One of the guiding principles of our society is that people like Rosa -- though hard work and persistence -- can rise above the economic circumstances they're born into. But Class Divide provides some sobering data about that.
"The statistic we throw up there is that class mobility -- which is the American dream -- is worse here than all these other countries -- Canada, Europe. It's harder here," Levin said. "That's staggering, staggering. That is the ultimate contradiction of what we all grew up believing -- in the American dream."
Levin says he is heartened that at least the issue is getting some attention in this presidential election cycle.
"What I think is amazing about what happened this year is that you have Bernie Sanders and Donald Trump both saying the system's rigged. In other words, that it's not working for the majority of Americans. And they've mainstreamed that idea and that's a starting point."
What's critical is to see the wasted potential.
The outcome of the election will greatly impact tax policies that will affect whether the gap between rich and poor -- the privileged and the underprivileged, the Avenues side of the street and the Chelsea-Elliot side -- grows ever wider or narrows.
To Levin, expanding opportunity is in our collective self-interest.
"What's critical is to see the wasted potential. If you look at it from just that kind of purely mercantile perspective of investing in something that you're going to get a return on and that's going to pay off instead of spending, two, three, four times as much to lock 'em up or to keep them in a ghetto or whatever," he said.
The filmmaker pronounced himself optimistic, but not naive.
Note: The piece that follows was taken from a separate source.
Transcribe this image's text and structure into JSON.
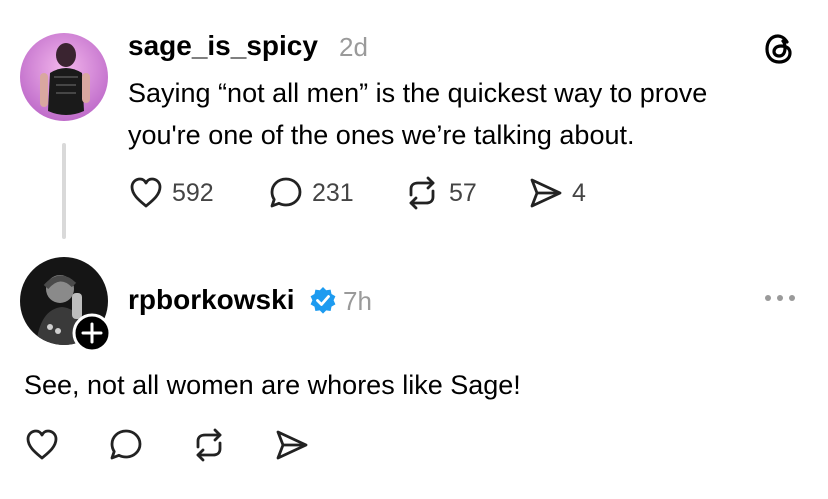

"We as a society have been fighting these battles for [ages]. That's the story," he said. "I haven't given up hope."
Matthew Carey is a documentary filmmaker and journalist. His work has appeared on Deadline.com, CNN, CNN.com, TheWrap.com, NBCNews.com and in Documentary magazine.